HOYLE, ROBERT, businessman, militia officer, justice of the peace, office holder, and politician; b. 16 Sept. 1781 in Lancashire, England; d. 15 Feb. 1857 in Lacolle, Lower Canada.
In 1806 Robert Hoyle emigrated from Great Britain to the United States and settled near Keeseville, N.Y. There he developed an estate, later claimed to be worth £30,000, which produced lumber for the market at Quebec. His prosperity was temporarily checked in 1812 when he declared his interests to be with Great Britain and, abandoning his estate, fled northwards to Lower Canada. During the War of 1812 he and William Bowron were said to have obtained the contract to supply beef to the British garrison at Île aux Noix in the Rivière Richelieu. They made large profits by buying American cattle cheap, smuggling them across the border, and selling them at high prices to the British authorities.
Hoyle settled in the area near Lacolle and Odelltown in the Richelieu valley just north of the American border. He engaged in agriculture, the lumber trade, and other “business persuits,” probably with his brother Henry, who became usufructuary seigneur of Lacolle. They apparently invested in land and developed sites for carding- and fulling-mills in Huntingdon County. Robert suffered a few set-backs in the 1820s. On 26 Aug. 1823 fire broke out in his store opposite Île aux Noix and, despite the efforts of the entire garrison which turned out to combat the blaze, the property was completely destroyed.

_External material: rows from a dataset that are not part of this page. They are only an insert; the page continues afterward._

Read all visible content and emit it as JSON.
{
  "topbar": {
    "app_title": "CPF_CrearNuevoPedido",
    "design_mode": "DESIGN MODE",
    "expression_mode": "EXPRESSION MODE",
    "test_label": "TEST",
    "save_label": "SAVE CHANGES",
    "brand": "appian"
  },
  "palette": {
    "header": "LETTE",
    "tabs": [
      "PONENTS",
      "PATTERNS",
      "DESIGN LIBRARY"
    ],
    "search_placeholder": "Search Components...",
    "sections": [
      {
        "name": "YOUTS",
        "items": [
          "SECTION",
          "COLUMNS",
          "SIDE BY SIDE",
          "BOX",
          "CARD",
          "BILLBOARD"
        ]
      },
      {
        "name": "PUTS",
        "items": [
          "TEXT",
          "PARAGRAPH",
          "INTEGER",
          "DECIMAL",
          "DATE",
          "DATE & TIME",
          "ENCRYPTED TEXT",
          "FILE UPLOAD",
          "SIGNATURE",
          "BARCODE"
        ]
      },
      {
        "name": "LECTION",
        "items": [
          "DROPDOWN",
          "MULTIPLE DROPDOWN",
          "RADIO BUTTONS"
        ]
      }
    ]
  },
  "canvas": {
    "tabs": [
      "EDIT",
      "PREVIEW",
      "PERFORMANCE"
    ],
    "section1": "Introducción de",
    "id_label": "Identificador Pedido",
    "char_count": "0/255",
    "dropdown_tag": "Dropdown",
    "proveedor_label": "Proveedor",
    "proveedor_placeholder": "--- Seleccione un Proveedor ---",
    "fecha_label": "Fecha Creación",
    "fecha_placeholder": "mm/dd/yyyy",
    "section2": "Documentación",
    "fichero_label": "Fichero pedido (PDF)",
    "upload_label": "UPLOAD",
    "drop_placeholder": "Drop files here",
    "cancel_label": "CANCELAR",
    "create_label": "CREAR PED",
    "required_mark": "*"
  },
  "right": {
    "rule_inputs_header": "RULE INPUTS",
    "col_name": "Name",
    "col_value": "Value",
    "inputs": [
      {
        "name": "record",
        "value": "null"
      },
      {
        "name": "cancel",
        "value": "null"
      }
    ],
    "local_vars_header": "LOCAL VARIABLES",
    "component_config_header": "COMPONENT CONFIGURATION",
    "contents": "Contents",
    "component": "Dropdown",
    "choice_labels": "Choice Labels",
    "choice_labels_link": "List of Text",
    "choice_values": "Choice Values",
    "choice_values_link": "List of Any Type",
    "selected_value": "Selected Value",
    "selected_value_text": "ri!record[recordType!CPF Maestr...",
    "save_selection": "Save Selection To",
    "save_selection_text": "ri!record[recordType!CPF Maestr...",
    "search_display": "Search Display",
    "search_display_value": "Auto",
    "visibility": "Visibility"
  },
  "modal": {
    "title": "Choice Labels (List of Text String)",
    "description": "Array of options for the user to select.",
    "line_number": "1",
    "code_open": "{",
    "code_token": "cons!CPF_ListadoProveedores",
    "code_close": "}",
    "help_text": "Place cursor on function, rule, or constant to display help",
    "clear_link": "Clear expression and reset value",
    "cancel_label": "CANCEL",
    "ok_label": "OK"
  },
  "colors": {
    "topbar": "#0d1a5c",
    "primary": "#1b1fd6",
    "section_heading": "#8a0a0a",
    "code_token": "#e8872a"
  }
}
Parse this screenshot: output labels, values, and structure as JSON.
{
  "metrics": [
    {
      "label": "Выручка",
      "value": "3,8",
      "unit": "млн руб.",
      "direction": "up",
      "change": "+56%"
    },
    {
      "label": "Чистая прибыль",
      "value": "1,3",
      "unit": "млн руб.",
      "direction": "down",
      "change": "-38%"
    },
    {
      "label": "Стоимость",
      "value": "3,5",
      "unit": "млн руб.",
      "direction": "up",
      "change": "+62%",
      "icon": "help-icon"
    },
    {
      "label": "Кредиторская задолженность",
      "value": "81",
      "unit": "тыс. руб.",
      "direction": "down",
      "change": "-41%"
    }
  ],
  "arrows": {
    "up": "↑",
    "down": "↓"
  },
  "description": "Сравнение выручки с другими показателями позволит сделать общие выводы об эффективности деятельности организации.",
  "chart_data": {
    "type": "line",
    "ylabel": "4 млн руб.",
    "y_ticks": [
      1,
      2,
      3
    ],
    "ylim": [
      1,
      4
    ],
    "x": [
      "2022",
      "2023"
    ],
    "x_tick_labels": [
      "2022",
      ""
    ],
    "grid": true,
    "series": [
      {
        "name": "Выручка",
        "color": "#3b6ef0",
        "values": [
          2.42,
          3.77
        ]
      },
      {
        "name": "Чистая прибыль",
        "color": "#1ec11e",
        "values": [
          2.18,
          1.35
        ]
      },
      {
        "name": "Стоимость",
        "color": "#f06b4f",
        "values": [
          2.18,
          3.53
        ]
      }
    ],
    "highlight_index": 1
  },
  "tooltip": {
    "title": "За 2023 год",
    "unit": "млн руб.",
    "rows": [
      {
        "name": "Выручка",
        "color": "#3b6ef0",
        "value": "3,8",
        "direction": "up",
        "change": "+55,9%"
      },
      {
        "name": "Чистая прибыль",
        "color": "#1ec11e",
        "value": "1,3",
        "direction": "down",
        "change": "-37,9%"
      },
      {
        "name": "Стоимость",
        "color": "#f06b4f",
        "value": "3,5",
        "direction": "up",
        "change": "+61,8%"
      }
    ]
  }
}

It is not known if he rebuilt the store, but by 1825 he was operating a ferry service across the Richelieu at Noyan. Three years later he acquired Île aux Têtes (Île Ash), intending to cut a channel across the island, which blocked the ferry’s most direct route. In 1825 his wife Pamelia Wright died, leaving him with three small children.
Because of his economic and social position, Hoyle rapidly became part of the community’s élite. In 1820 he was appointed second major in the 1st Battalion of Townships militia and thus began a long career in the local militia. In 1821 he was named justice of the peace and in the following year commissioner for the summary trial of small causes. Ten years later he married Elizabeth B. Nye, whose brothers were important merchants in the Lacolle area. Hoyle had been elected to the House of Assembly in 1830 as one of the representatives for the new riding of L’Acadie. Though he was in a position to view the political strife in the assembly, his letters reveal a preoccupation with local interests and his business affairs, rather than with provincial politics. A tory, he voted in 1834 against Louis-Joseph Papineau*’s 92 Resolutions, thus incurring the displeasure of some of his constituents. He did support improvements which would benefit his riding, but was more concerned with obtaining a government appointment. In April 1834 he was named collector of customs for Stanstead in the Eastern Townships and therefore did not contest the general elections held later that year. In 1835 he was made joint county registrar for L’Acadie.
Hoyle’s new positions did not fulfil his need for financial security and social standing. He moved to Stanstead, but his wife and children stayed behind in Lacolle, and he missed them, his friends, and his business activities very much. He had been promised 50 per cent of the custom duties he collected, up to a maximum of £100. Unfortunately, the assembly cut or abolished many duties and his salary never reached £100. He nevertheless continued in his support of the government, playing an active role in the Townships militia, especially during the unrest of 1837–38 when he raised two cavalry troops and was made a lieutenant-colonel.
Hoyle did not receive any additional posts after the union of the Canadas in 1841. The next year he sent a memorial to the government asking for a more “lucrative position” than his present one. Nothing came of the petition and he retired from public employment in 1844, returning to live in the Lacolle area. Almost nothing is known of his activities after this date, except that he continued in the militia. He was buried in Glenwood Cemetery, Champlain, N.Y.
Brome County Hist. Soc. Arch. (Knowlton, Que.), Seignory of Beaujeux, bond to Michel Morin, 27 Oct. 1825. PAC, MG 8, F99, 14; MG 24, B141; MG 30, D1, 16: 117; RG 4, B58; RG 68, General index, 1651–1841: 181, 256, 258, 354. Quebec Gazette, 26 Oct. 1820, 8 Sept. 1823. Jules Romme, Odelltown, 1823–1973 (Saint-Bernard-de-Lacolle, Qué., 1973). Robert Sellar, The history of the county of Huntingdon and of the seigniories of Chateaugay and Beauharnois from their first settlement to the year 1838 (Huntingdon, Que., 1888). W. D. Lighthall, “The manor house of Lacolle,” Canadian Antiquarian and Numismatic Journal (Montreal), 3rd ser., 12 (1915): 18–26.